● DATA TO EXAMINE

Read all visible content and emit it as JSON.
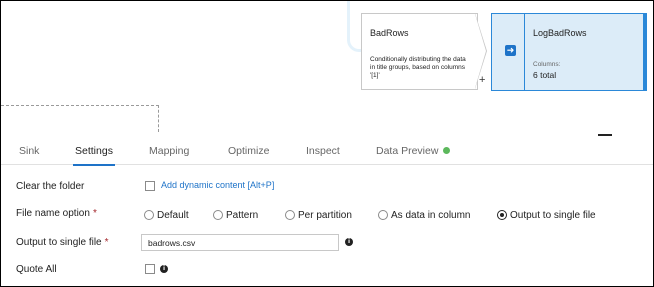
{
  "canvas": {
    "source_node": {
      "title": "BadRows",
      "description": "Conditionally distributing the data in title groups, based on columns '[1]'"
    },
    "sink_node": {
      "title": "LogBadRows",
      "columns_label": "Columns:",
      "columns_value": "6 total"
    },
    "add_glyph": "+"
  },
  "tabs": [
    {
      "label": "Sink"
    },
    {
      "label": "Settings",
      "active": true
    },
    {
      "label": "Mapping"
    },
    {
      "label": "Optimize"
    },
    {
      "label": "Inspect"
    },
    {
      "label": "Data Preview",
      "status_color": "#5cb85c"
    }
  ],
  "form": {
    "clear_folder": {
      "label": "Clear the folder",
      "checked": false,
      "link": "Add dynamic content [Alt+P]"
    },
    "file_name_option": {
      "label": "File name option",
      "required": "*",
      "options": [
        "Default",
        "Pattern",
        "Per partition",
        "As data in column",
        "Output to single file"
      ],
      "selected": "Output to single file"
    },
    "output_single_file": {
      "label": "Output to single file",
      "required": "*",
      "value": "badrows.csv"
    },
    "quote_all": {
      "label": "Quote All",
      "checked": false
    }
  },
  "icons": {
    "sink": "sink-arrow-icon",
    "info": "info-icon",
    "minimize": "minimize-icon"
  },
  "colors": {
    "accent": "#1e73c8",
    "node_selected_bg": "#dcecf8",
    "required": "#a4262c",
    "status_ok": "#5cb85c"
  }
}
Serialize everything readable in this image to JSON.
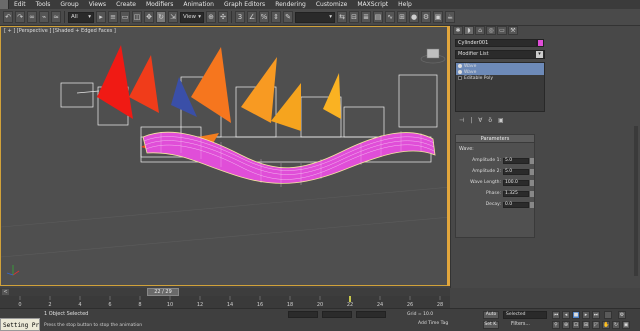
{
  "menu": [
    "Edit",
    "Tools",
    "Group",
    "Views",
    "Create",
    "Modifiers",
    "Animation",
    "Graph Editors",
    "Rendering",
    "Customize",
    "MAXScript",
    "Help"
  ],
  "toolbar": {
    "selection_filter": "All",
    "ref_coord": "View"
  },
  "viewport": {
    "label": "[ + ] [Perspective ] [Shaded + Edged Faces ]",
    "colors": {
      "border": "#d1a23a",
      "tube": "#e04ed8",
      "wireframe": "#ffffff"
    }
  },
  "command_panel": {
    "object_name": "Cylinder001",
    "object_color": "#e04ed8",
    "modifier_list_label": "Modifier List",
    "stack": [
      {
        "label": "Wave",
        "selected": true
      },
      {
        "label": "Wave",
        "selected": true
      },
      {
        "label": "Editable Poly",
        "selected": false
      }
    ],
    "parameters": {
      "rollout_title": "Parameters",
      "group_label": "Wave:",
      "rows": [
        {
          "label": "Amplitude 1:",
          "value": "5.0"
        },
        {
          "label": "Amplitude 2:",
          "value": "5.0"
        },
        {
          "label": "Wave Length:",
          "value": "100.0"
        },
        {
          "label": "Phase:",
          "value": "1.325"
        },
        {
          "label": "Decay:",
          "value": "0.0"
        }
      ]
    }
  },
  "timeline": {
    "frame_display": "22 / 29",
    "ticks": [
      "0",
      "2",
      "4",
      "6",
      "8",
      "10",
      "12",
      "14",
      "16",
      "18",
      "20",
      "22",
      "24",
      "26",
      "28"
    ]
  },
  "status": {
    "script_listener": "Setting Pr",
    "selection_status": "1 Object Selected",
    "prompt": "Press the stop button to stop the animation",
    "grid": "Grid = 10.0",
    "add_time_tag": "Add Time Tag",
    "auto_key": "Auto",
    "set_key": "Set K.",
    "key_mode": "Selected",
    "key_filters": "Filters..."
  }
}
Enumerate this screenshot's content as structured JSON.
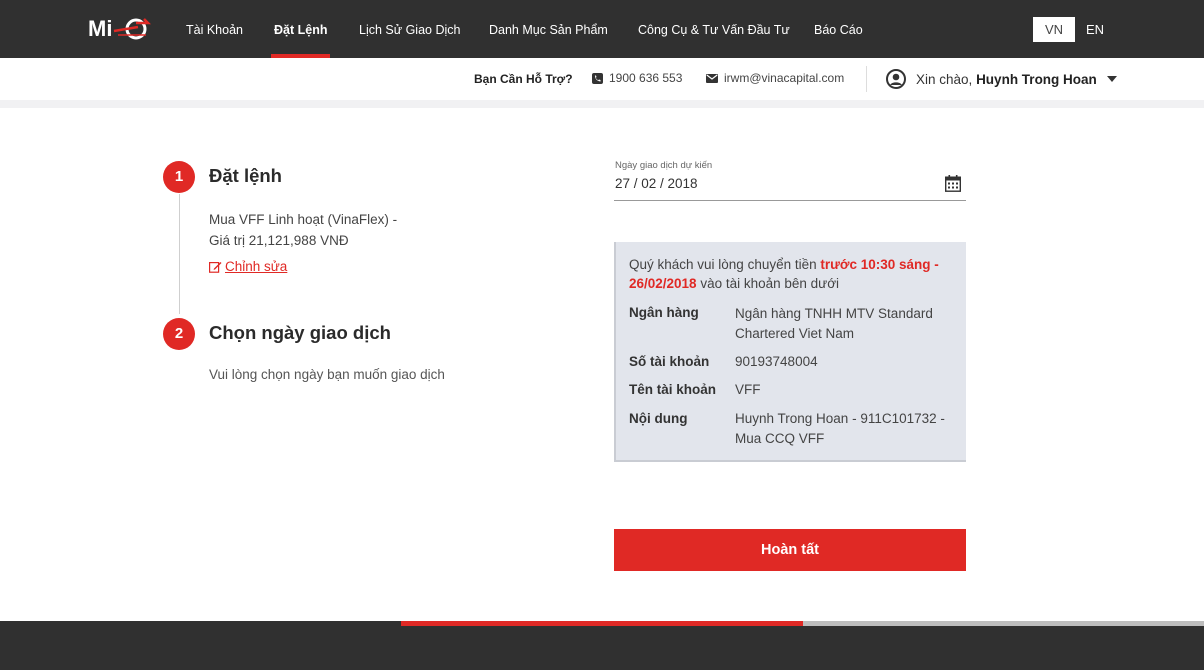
{
  "brand": {
    "logo_text": "Mi",
    "accent": "#e02925",
    "nav_bg": "#303030"
  },
  "nav": {
    "items": [
      {
        "label": "Tài Khoản",
        "active": false
      },
      {
        "label": "Đặt Lệnh",
        "active": true
      },
      {
        "label": "Lịch Sử Giao Dịch",
        "active": false
      },
      {
        "label": "Danh Mục Sản Phẩm",
        "active": false
      },
      {
        "label": "Công Cụ & Tư Vấn Đầu Tư",
        "active": false
      },
      {
        "label": "Báo Cáo",
        "active": false
      }
    ],
    "lang_vn": "VN",
    "lang_en": "EN"
  },
  "support": {
    "label": "Bạn Cần Hỗ Trợ?",
    "phone": "1900 636 553",
    "email": "irwm@vinacapital.com",
    "greeting": "Xin chào,",
    "user_name": "Huynh Trong Hoan"
  },
  "steps": {
    "step1": {
      "number": "1",
      "title": "Đặt lệnh",
      "line1": "Mua VFF Linh hoạt (VinaFlex) -",
      "line2": "Giá trị 21,121,988 VNĐ",
      "edit_label": "Chỉnh sửa"
    },
    "step2": {
      "number": "2",
      "title": "Chọn ngày giao dịch",
      "subtitle": "Vui lòng chọn ngày bạn muốn giao dịch"
    }
  },
  "date": {
    "label": "Ngày giao dịch dự kiến",
    "value": "27 / 02 / 2018"
  },
  "transfer": {
    "notice_prefix": "Quý khách vui lòng chuyển tiền ",
    "notice_highlight": "trước 10:30 sáng - 26/02/2018",
    "notice_suffix": " vào tài khoản bên dưới",
    "rows": [
      {
        "label": "Ngân hàng",
        "value": "Ngân hàng TNHH MTV Standard Chartered Viet Nam"
      },
      {
        "label": "Số tài khoản",
        "value": "90193748004"
      },
      {
        "label": "Tên tài khoản",
        "value": "VFF"
      },
      {
        "label": "Nội dung",
        "value": "Huynh Trong Hoan - 911C101732 - Mua CCQ VFF"
      }
    ]
  },
  "actions": {
    "finish_label": "Hoàn tất"
  }
}
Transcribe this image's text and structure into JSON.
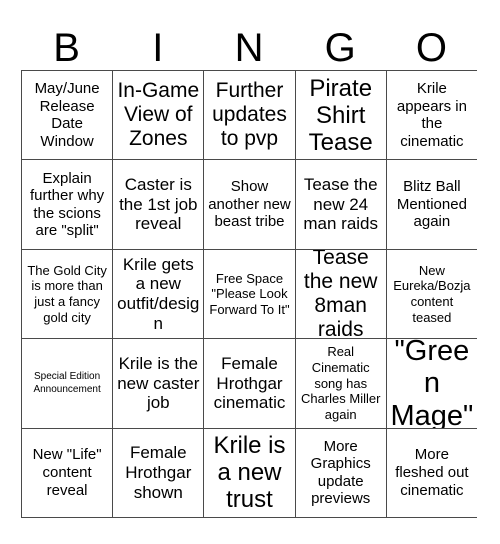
{
  "card": {
    "header_letters": [
      "B",
      "I",
      "N",
      "G",
      "O"
    ],
    "background_color": "#ffffff",
    "border_color": "#4a4a4a",
    "text_color": "#000000",
    "rows": 5,
    "columns": 5
  },
  "cells": [
    {
      "text": "May/June Release Date Window",
      "size": "s"
    },
    {
      "text": "In-Game View of Zones",
      "size": "l"
    },
    {
      "text": "Further updates to pvp",
      "size": "l"
    },
    {
      "text": "Pirate Shirt Tease",
      "size": "xl"
    },
    {
      "text": "Krile appears in the cinematic",
      "size": "s"
    },
    {
      "text": "Explain further why the scions are \"split\"",
      "size": "s"
    },
    {
      "text": "Caster is the 1st job reveal",
      "size": "m"
    },
    {
      "text": "Show another new beast tribe",
      "size": "s"
    },
    {
      "text": "Tease the new 24 man raids",
      "size": "m"
    },
    {
      "text": "Blitz Ball Mentioned again",
      "size": "s"
    },
    {
      "text": "The Gold City is more than just a fancy gold city",
      "size": "xs"
    },
    {
      "text": "Krile gets a new outfit/design",
      "size": "m"
    },
    {
      "text": "Free Space \"Please Look Forward To It\"",
      "size": "xs"
    },
    {
      "text": "Tease the new 8man raids",
      "size": "l"
    },
    {
      "text": "New Eureka/Bozja content teased",
      "size": "xs"
    },
    {
      "text": "Special Edition Announcement",
      "size": "xxs"
    },
    {
      "text": "Krile is the new caster job",
      "size": "m"
    },
    {
      "text": "Female Hrothgar cinematic",
      "size": "m"
    },
    {
      "text": "Real Cinematic song has Charles Miller again",
      "size": "xs"
    },
    {
      "text": "\"Green Mage\"",
      "size": "xxl"
    },
    {
      "text": "New \"Life\" content reveal",
      "size": "s"
    },
    {
      "text": "Female Hrothgar shown",
      "size": "m"
    },
    {
      "text": "Krile is a new trust",
      "size": "xl"
    },
    {
      "text": "More Graphics update previews",
      "size": "s"
    },
    {
      "text": "More fleshed out cinematic",
      "size": "s"
    }
  ]
}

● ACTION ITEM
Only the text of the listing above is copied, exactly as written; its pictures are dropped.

● RESULT BELOW
Read all visible content and emit it as JSON.
{
  "canvas": {
    "source_node": {
      "title": "BadRows",
      "description": "Conditionally distributing the data in title groups, based on columns '[1]'"
    },
    "sink_node": {
      "title": "LogBadRows",
      "columns_label": "Columns:",
      "columns_value": "6 total"
    },
    "add_glyph": "+"
  },
  "tabs": [
    {
      "label": "Sink"
    },
    {
      "label": "Settings",
      "active": true
    },
    {
      "label": "Mapping"
    },
    {
      "label": "Optimize"
    },
    {
      "label": "Inspect"
    },
    {
      "label": "Data Preview",
      "status_color": "#5cb85c"
    }
  ],
  "form": {
    "clear_folder": {
      "label": "Clear the folder",
      "checked": false,
      "link": "Add dynamic content [Alt+P]"
    },
    "file_name_option": {
      "label": "File name option",
      "required": "*",
      "options": [
        "Default",
        "Pattern",
        "Per partition",
        "As data in column",
        "Output to single file"
      ],
      "selected": "Output to single file"
    },
    "output_single_file": {
      "label": "Output to single file",
      "required": "*",
      "value": "badrows.csv"
    },
    "quote_all": {
      "label": "Quote All",
      "checked": false
    }
  },
  "icons": {
    "sink": "sink-arrow-icon",
    "info": "info-icon",
    "minimize": "minimize-icon"
  },
  "colors": {
    "accent": "#1e73c8",
    "node_selected_bg": "#dcecf8",
    "required": "#a4262c",
    "status_ok": "#5cb85c"
  }
}
Serialize everything readable in this image to JSON.
{
  "menu": [
    "Edit",
    "Tools",
    "Group",
    "Views",
    "Create",
    "Modifiers",
    "Animation",
    "Graph Editors",
    "Rendering",
    "Customize",
    "MAXScript",
    "Help"
  ],
  "toolbar": {
    "selection_filter": "All",
    "ref_coord": "View"
  },
  "viewport": {
    "label": "[ + ] [Perspective ] [Shaded + Edged Faces ]",
    "colors": {
      "border": "#d1a23a",
      "tube": "#e04ed8",
      "wireframe": "#ffffff"
    }
  },
  "command_panel": {
    "object_name": "Cylinder001",
    "object_color": "#e04ed8",
    "modifier_list_label": "Modifier List",
    "stack": [
      {
        "label": "Wave",
        "selected": true
      },
      {
        "label": "Wave",
        "selected": true
      },
      {
        "label": "Editable Poly",
        "selected": false
      }
    ],
    "parameters": {
      "rollout_title": "Parameters",
      "group_label": "Wave:",
      "rows": [
        {
          "label": "Amplitude 1:",
          "value": "5.0"
        },
        {
          "label": "Amplitude 2:",
          "value": "5.0"
        },
        {
          "label": "Wave Length:",
          "value": "100.0"
        },
        {
          "label": "Phase:",
          "value": "1.325"
        },
        {
          "label": "Decay:",
          "value": "0.0"
        }
      ]
    }
  },
  "timeline": {
    "frame_display": "22 / 29",
    "ticks": [
      "0",
      "2",
      "4",
      "6",
      "8",
      "10",
      "12",
      "14",
      "16",
      "18",
      "20",
      "22",
      "24",
      "26",
      "28"
    ]
  },
  "status": {
    "script_listener": "Setting Pr",
    "selection_status": "1 Object Selected",
    "prompt": "Press the stop button to stop the animation",
    "grid": "Grid = 10.0",
    "add_time_tag": "Add Time Tag",
    "auto_key": "Auto",
    "set_key": "Set K.",
    "key_mode": "Selected",
    "key_filters": "Filters..."
  }
}
Enumerate this screenshot's content as structured JSON.
{
  "brand": {
    "logo_text": "Mi",
    "accent": "#e02925",
    "nav_bg": "#303030"
  },
  "nav": {
    "items": [
      {
        "label": "Tài Khoản",
        "active": false
      },
      {
        "label": "Đặt Lệnh",
        "active": true
      },
      {
        "label": "Lịch Sử Giao Dịch",
        "active": false
      },
      {
        "label": "Danh Mục Sản Phẩm",
        "active": false
      },
      {
        "label": "Công Cụ & Tư Vấn Đầu Tư",
        "active": false
      },
      {
        "label": "Báo Cáo",
        "active": false
      }
    ],
    "lang_vn": "VN",
    "lang_en": "EN"
  },
  "support": {
    "label": "Bạn Cần Hỗ Trợ?",
    "phone": "1900 636 553",
    "email": "irwm@vinacapital.com",
    "greeting": "Xin chào,",
    "user_name": "Huynh Trong Hoan"
  },
  "steps": {
    "step1": {
      "number": "1",
      "title": "Đặt lệnh",
      "line1": "Mua VFF Linh hoạt (VinaFlex) -",
      "line2": "Giá trị 21,121,988 VNĐ",
      "edit_label": "Chỉnh sửa"
    },
    "step2": {
      "number": "2",
      "title": "Chọn ngày giao dịch",
      "subtitle": "Vui lòng chọn ngày bạn muốn giao dịch"
    }
  },
  "date": {
    "label": "Ngày giao dịch dự kiến",
    "value": "27 / 02 / 2018"
  },
  "transfer": {
    "notice_prefix": "Quý khách vui lòng chuyển tiền ",
    "notice_highlight": "trước 10:30 sáng - 26/02/2018",
    "notice_suffix": " vào tài khoản bên dưới",
    "rows": [
      {
        "label": "Ngân hàng",
        "value": "Ngân hàng TNHH MTV Standard Chartered Viet Nam"
      },
      {
        "label": "Số tài khoản",
        "value": "90193748004"
      },
      {
        "label": "Tên tài khoản",
        "value": "VFF"
      },
      {
        "label": "Nội dung",
        "value": "Huynh Trong Hoan - 911C101732 - Mua CCQ VFF"
      }
    ]
  },
  "actions": {
    "finish_label": "Hoàn tất"
  }
}
Transcribe this image's text and structure into JSON.
{
  "card": {
    "header_letters": [
      "B",
      "I",
      "N",
      "G",
      "O"
    ],
    "background_color": "#ffffff",
    "border_color": "#4a4a4a",
    "text_color": "#000000",
    "rows": 5,
    "columns": 5
  },
  "cells": [
    {
      "text": "May/June Release Date Window",
      "size": "s"
    },
    {
      "text": "In-Game View of Zones",
      "size": "l"
    },
    {
      "text": "Further updates to pvp",
      "size": "l"
    },
    {
      "text": "Pirate Shirt Tease",
      "size": "xl"
    },
    {
      "text": "Krile appears in the cinematic",
      "size": "s"
    },
    {
      "text": "Explain further why the scions are \"split\"",
      "size": "s"
    },
    {
      "text": "Caster is the 1st job reveal",
      "size": "m"
    },
    {
      "text": "Show another new beast tribe",
      "size": "s"
    },
    {
      "text": "Tease the new 24 man raids",
      "size": "m"
    },
    {
      "text": "Blitz Ball Mentioned again",
      "size": "s"
    },
    {
      "text": "The Gold City is more than just a fancy gold city",
      "size": "xs"
    },
    {
      "text": "Krile gets a new outfit/design",
      "size": "m"
    },
    {
      "text": "Free Space \"Please Look Forward To It\"",
      "size": "xs"
    },
    {
      "text": "Tease the new 8man raids",
      "size": "l"
    },
    {
      "text": "New Eureka/Bozja content teased",
      "size": "xs"
    },
    {
      "text": "Special Edition Announcement",
      "size": "xxs"
    },
    {
      "text": "Krile is the new caster job",
      "size": "m"
    },
    {
      "text": "Female Hrothgar cinematic",
      "size": "m"
    },
    {
      "text": "Real Cinematic song has Charles Miller again",
      "size": "xs"
    },
    {
      "text": "\"Green Mage\"",
      "size": "xxl"
    },
    {
      "text": "New \"Life\" content reveal",
      "size": "s"
    },
    {
      "text": "Female Hrothgar shown",
      "size": "m"
    },
    {
      "text": "Krile is a new trust",
      "size": "xl"
    },
    {
      "text": "More Graphics update previews",
      "size": "s"
    },
    {
      "text": "More fleshed out cinematic",
      "size": "s"
    }
  ]
}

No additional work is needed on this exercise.